Paraffin processing and embedding

Paraffin processing is the common route to preparing slides for histological analysis. It is perfect for haematoxylin and eosin (H&E) staining as well as most special stains. Paraffin processing provides excellent resolution of cellular structures, if tissues are handled correctly at the fixation stage. Processing allows paraffin to infiltrate down to the cellular level, which gives the tissue enough even rigidity to be thinly sectioned and placed on a slide for further analysis.

Please adequately fix your samples and transfer them to 70% ethanol prior to bring them to the core. They can stay in 70% ethanol for an extended period of time without harming the sample.

Fixed tissue is first dehydrated through graded alcohols (70, 90, 95%), this is because wax and water do not mix. The tissues are then placed in xylene, which acts as a linking agent between the alcohols and wax. Finally the tissues are impregnated with paraffin wax at a temperature just above the melting point of the wax being used, and under vacuum. How much time and whether vacuum or heat are used, at each stage, is dependent on the type of tissues being processed. Human tissue often requires much longer in each stage plus the additional vacuum and heat however, if you use the vacuum and pressure on mouse tissues they often become very dry and difficult to section.

Tissues are then embedded in molten paraffin wax. This is a vital stage of tissue preparation, the positioning of the tissue in the mold is very important to getting what you want to see on the slide. Homogenous organs, like liver and spleen, are embedded on the flattest surface, more heterogenous tissues, like skin, hearts and brain can be placed in multiple orientations to ultimately section onto a slide the exact area of interest

Commonly special embedded samples:
- Embryo sectioning for 4-chamber heart view are embedded on their heads (transversely)
- Skin - embedded 'on edge' to see through the epidermis, dermis and subcutous
- Hearts - if 4-chamber view is required hearts are embedded with the front of the heart on the cutting surface with a slight tilt towards the atria
- Kidneys - Bisected through the renal pelvis and embedded flat surface down, resulting section will show both corex and medulla
- Brain - if a coronal view of the hippocampus is required the brain is sliced at the olfactory bulbs (at the front) that is then embedded flat surface down.

Once the wax has cooled the resulting tissue 'blocks' can be sectioned on the microtome.
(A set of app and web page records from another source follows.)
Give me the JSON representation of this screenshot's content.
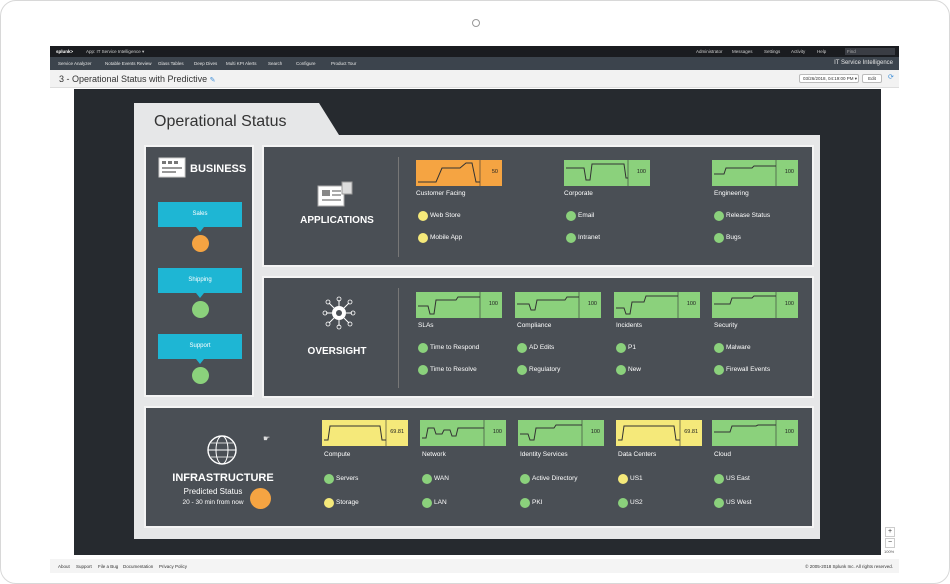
{
  "topbar": {
    "logo": "splunk>",
    "app": "App: IT Service Intelligence",
    "right": [
      "Administrator",
      "Messages",
      "Settings",
      "Activity",
      "Help"
    ],
    "find": "Find"
  },
  "nav": {
    "items": [
      "Service Analyzer",
      "Notable Events Review",
      "Glass Tables",
      "Deep Dives",
      "Multi KPI Alerts",
      "Search",
      "Configure",
      "Product Tour"
    ],
    "brand": "IT Service Intelligence"
  },
  "page": {
    "title": "3 - Operational Status with Predictive",
    "time": "03/26/2018, 04:19:00 PM",
    "edit": "Edit"
  },
  "board": {
    "title": "Operational Status",
    "business": {
      "title": "BUSINESS",
      "items": [
        {
          "label": "Sales",
          "status": "orange"
        },
        {
          "label": "Shipping",
          "status": "green"
        },
        {
          "label": "Support",
          "status": "green"
        }
      ]
    },
    "applications": {
      "title": "APPLICATIONS",
      "kpis": [
        {
          "name": "Customer Facing",
          "value": "50",
          "color": "#f5a442",
          "items": [
            {
              "label": "Web Store",
              "status": "yellow"
            },
            {
              "label": "Mobile App",
              "status": "yellow"
            }
          ]
        },
        {
          "name": "Corporate",
          "value": "100",
          "color": "#8bd17c",
          "items": [
            {
              "label": "Email",
              "status": "green"
            },
            {
              "label": "Intranet",
              "status": "green"
            }
          ]
        },
        {
          "name": "Engineering",
          "value": "100",
          "color": "#8bd17c",
          "items": [
            {
              "label": "Release Status",
              "status": "green"
            },
            {
              "label": "Bugs",
              "status": "green"
            }
          ]
        }
      ]
    },
    "oversight": {
      "title": "OVERSIGHT",
      "kpis": [
        {
          "name": "SLAs",
          "value": "100",
          "color": "#8bd17c",
          "items": [
            {
              "label": "Time to Respond",
              "status": "green"
            },
            {
              "label": "Time to Resolve",
              "status": "green"
            }
          ]
        },
        {
          "name": "Compliance",
          "value": "100",
          "color": "#8bd17c",
          "items": [
            {
              "label": "AD Edits",
              "status": "green"
            },
            {
              "label": "Regulatory",
              "status": "green"
            }
          ]
        },
        {
          "name": "Incidents",
          "value": "100",
          "color": "#8bd17c",
          "items": [
            {
              "label": "P1",
              "status": "green"
            },
            {
              "label": "New",
              "status": "green"
            }
          ]
        },
        {
          "name": "Security",
          "value": "100",
          "color": "#8bd17c",
          "items": [
            {
              "label": "Malware",
              "status": "green"
            },
            {
              "label": "Firewall Events",
              "status": "green"
            }
          ]
        }
      ]
    },
    "infrastructure": {
      "title": "INFRASTRUCTURE",
      "subtitle": "Predicted Status",
      "window": "20 - 30 min from now",
      "predicted_status": "orange",
      "kpis": [
        {
          "name": "Compute",
          "value": "69.81",
          "color": "#f5e97a",
          "items": [
            {
              "label": "Servers",
              "status": "green"
            },
            {
              "label": "Storage",
              "status": "yellow"
            }
          ]
        },
        {
          "name": "Network",
          "value": "100",
          "color": "#8bd17c",
          "items": [
            {
              "label": "WAN",
              "status": "green"
            },
            {
              "label": "LAN",
              "status": "green"
            }
          ]
        },
        {
          "name": "Identity Services",
          "value": "100",
          "color": "#8bd17c",
          "items": [
            {
              "label": "Active Directory",
              "status": "green"
            },
            {
              "label": "PKI",
              "status": "green"
            }
          ]
        },
        {
          "name": "Data Centers",
          "value": "69.81",
          "color": "#f5e97a",
          "items": [
            {
              "label": "US1",
              "status": "yellow"
            },
            {
              "label": "US2",
              "status": "green"
            }
          ]
        },
        {
          "name": "Cloud",
          "value": "100",
          "color": "#8bd17c",
          "items": [
            {
              "label": "US East",
              "status": "green"
            },
            {
              "label": "US West",
              "status": "green"
            }
          ]
        }
      ]
    }
  },
  "status_colors": {
    "green": "#8bd17c",
    "yellow": "#f5e97a",
    "orange": "#f5a442"
  },
  "zoom": {
    "in": "+",
    "out": "−",
    "level": "100%"
  },
  "footer": {
    "links": [
      "About",
      "Support",
      "File a Bug",
      "Documentation",
      "Privacy Policy"
    ],
    "copyright": "© 2005-2018 Splunk Inc. All rights reserved."
  }
}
Please see tissue sectioning for more details.

There is a degree of shrinkage in the tissues due to the dehydration, this should be taken into account when designing experiments that require absolute measurements.
Common exceptions to paraffin processing:
- Oil Red O staining for lipids. The processing solutions remove the lipids from tissues rendering the special stain ineffective.
- X-Gal staining. Formalin fixation kills the functioning enzyme required to complete this technique
- Some antibody staining will not work on paraffin processed tissues, which ones are determined empirically.  A commercially purchased antibodies data sheet should give you some indication of whether it will work on paraffin, frozen or plated cells, but in some cases their information may not be true when tried in your own lab. Antigen retrieval may be performed to unmask epitopes on paraffin tissue
- Immunofluorescence is often, but not always performed on frozen tissue due to the high background auto-fluorscence seen in formalin fixed paraffin embedded tissue
please see frozen processing for these techniques
Please contact the core with more questions

- Stains file, an all together good resource for histological technique:
Dako processing chapter (written by John Kiernan):